- [DIRECTIONS]: The exercise asks you to copy every line below in which "data" appears.

┌─ RECORDS SUPPLIED

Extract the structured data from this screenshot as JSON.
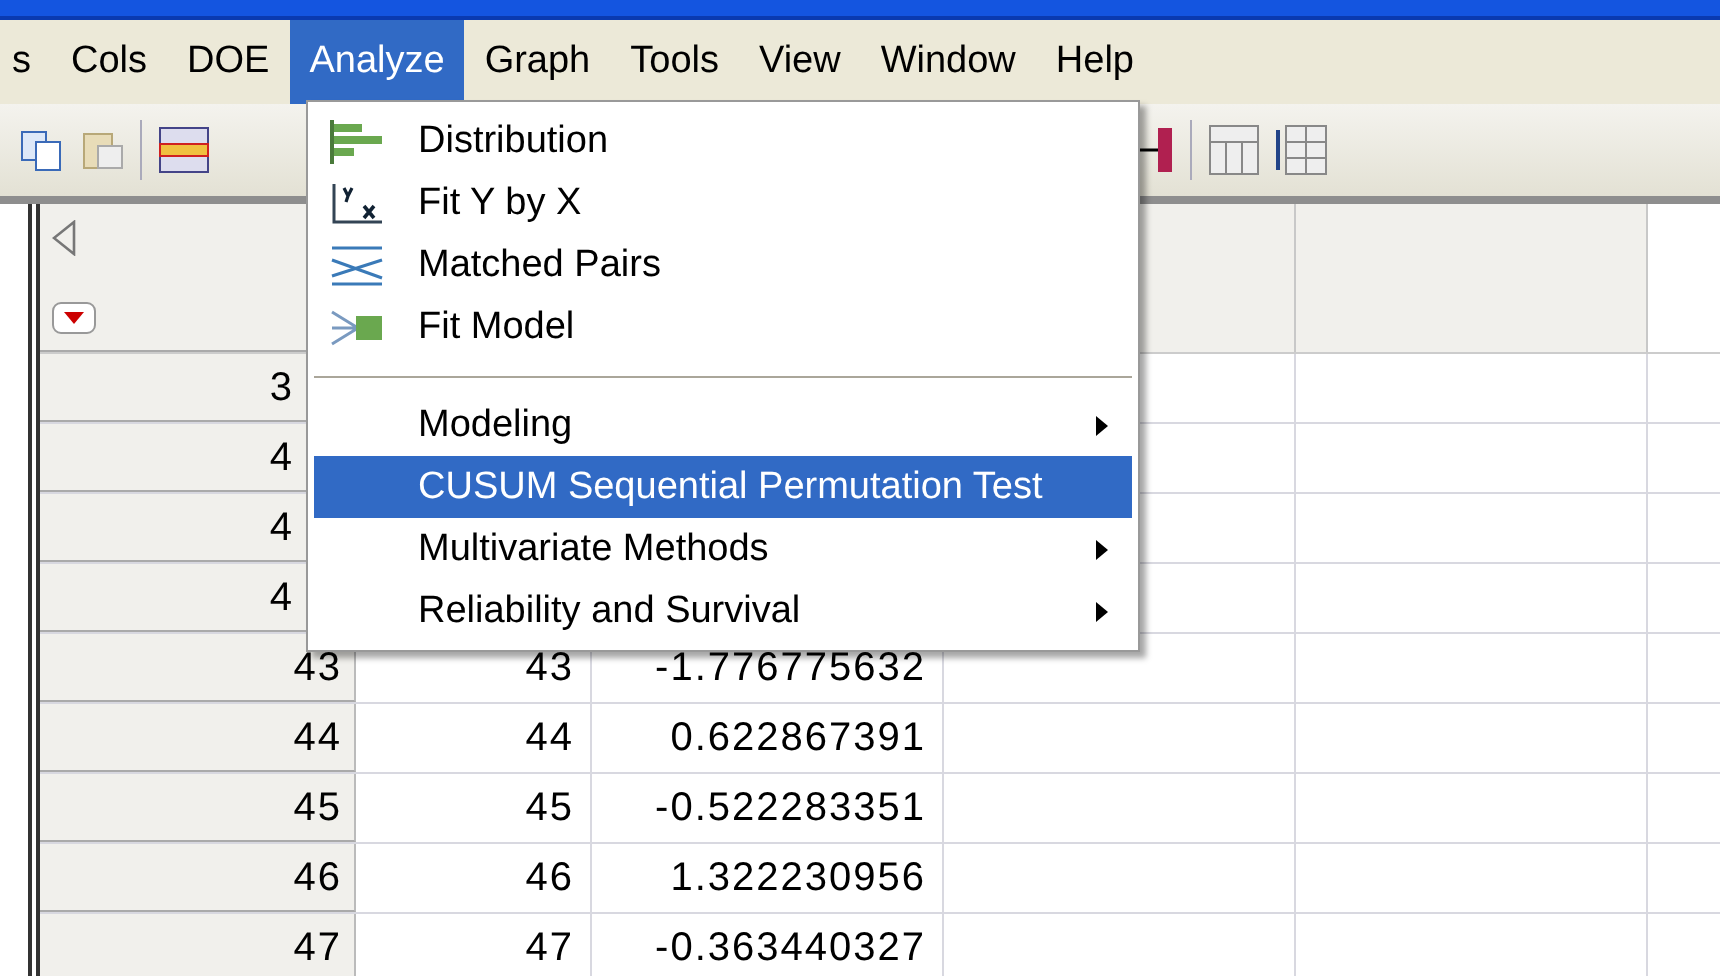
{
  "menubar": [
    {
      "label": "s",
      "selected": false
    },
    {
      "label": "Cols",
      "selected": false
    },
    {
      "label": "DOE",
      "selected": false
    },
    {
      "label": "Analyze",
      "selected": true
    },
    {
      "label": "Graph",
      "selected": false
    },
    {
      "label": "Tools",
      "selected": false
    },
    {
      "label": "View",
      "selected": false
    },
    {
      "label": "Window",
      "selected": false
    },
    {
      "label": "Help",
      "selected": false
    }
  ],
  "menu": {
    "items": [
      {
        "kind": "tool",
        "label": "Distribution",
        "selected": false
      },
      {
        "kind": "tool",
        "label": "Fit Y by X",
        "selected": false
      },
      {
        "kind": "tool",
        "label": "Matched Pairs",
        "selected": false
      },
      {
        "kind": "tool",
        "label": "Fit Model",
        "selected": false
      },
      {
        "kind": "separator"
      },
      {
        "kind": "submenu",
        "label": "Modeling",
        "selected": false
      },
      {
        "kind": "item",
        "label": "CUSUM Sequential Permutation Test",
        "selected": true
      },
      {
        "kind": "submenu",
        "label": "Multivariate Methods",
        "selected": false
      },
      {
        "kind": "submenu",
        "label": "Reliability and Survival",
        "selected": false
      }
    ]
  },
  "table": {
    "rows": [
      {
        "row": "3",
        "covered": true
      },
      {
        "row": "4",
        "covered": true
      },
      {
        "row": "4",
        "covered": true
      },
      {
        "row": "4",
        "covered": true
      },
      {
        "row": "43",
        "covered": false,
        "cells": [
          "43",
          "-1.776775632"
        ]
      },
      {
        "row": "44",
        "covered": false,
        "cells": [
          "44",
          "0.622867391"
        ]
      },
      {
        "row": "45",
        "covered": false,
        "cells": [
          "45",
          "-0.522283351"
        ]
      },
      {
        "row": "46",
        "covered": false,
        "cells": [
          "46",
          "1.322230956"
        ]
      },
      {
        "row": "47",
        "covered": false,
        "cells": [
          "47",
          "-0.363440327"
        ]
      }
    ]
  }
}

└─
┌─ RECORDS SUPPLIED

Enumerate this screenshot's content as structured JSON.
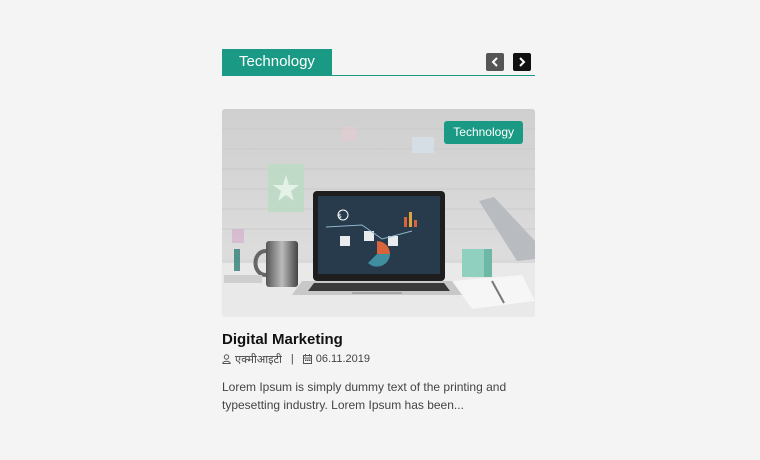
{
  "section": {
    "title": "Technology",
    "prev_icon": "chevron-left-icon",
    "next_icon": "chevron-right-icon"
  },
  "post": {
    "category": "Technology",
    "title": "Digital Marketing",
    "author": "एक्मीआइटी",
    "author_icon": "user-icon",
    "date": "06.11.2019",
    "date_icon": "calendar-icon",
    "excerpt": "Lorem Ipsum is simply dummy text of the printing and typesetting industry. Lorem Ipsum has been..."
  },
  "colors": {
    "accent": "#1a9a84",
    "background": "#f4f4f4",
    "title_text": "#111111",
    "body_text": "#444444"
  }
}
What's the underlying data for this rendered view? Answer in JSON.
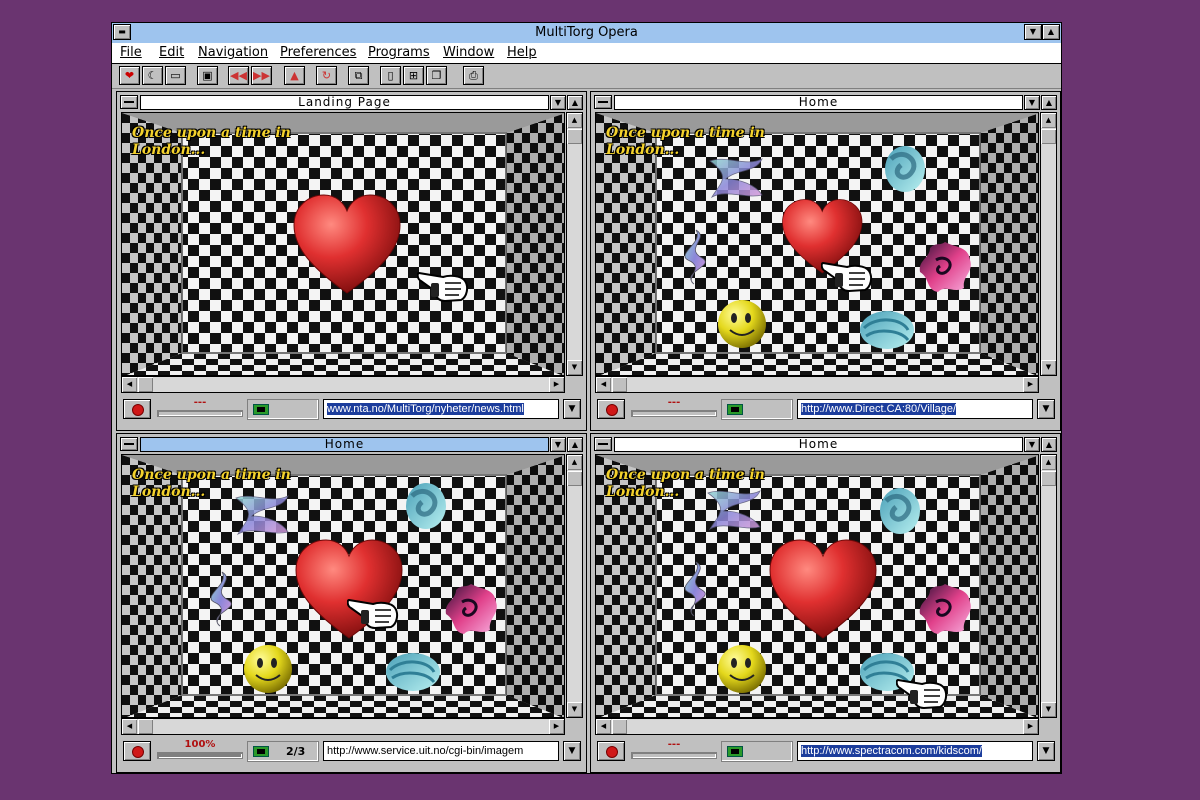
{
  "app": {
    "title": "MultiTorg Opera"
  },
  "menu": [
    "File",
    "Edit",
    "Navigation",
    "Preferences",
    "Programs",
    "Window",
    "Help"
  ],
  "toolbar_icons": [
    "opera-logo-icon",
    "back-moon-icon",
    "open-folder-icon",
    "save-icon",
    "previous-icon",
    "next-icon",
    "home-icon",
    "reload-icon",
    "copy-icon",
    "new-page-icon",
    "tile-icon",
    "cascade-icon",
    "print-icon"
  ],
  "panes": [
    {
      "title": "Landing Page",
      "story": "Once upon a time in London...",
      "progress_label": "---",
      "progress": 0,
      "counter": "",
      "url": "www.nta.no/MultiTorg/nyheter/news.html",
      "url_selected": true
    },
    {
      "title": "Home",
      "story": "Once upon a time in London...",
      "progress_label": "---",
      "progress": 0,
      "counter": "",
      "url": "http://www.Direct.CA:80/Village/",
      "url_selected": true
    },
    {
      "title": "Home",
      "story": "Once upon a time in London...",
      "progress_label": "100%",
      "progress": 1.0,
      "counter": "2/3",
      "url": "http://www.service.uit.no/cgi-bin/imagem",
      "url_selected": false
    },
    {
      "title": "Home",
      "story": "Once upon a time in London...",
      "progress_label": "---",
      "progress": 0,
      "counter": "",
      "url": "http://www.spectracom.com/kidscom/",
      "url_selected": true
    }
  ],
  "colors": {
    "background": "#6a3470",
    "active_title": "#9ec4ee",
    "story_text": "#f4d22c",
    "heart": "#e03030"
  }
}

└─

- [EXERCISE SOLUTION]:
Extract the structured data from this screenshot as JSON.
What's the underlying data for this rendered view? Answer in JSON.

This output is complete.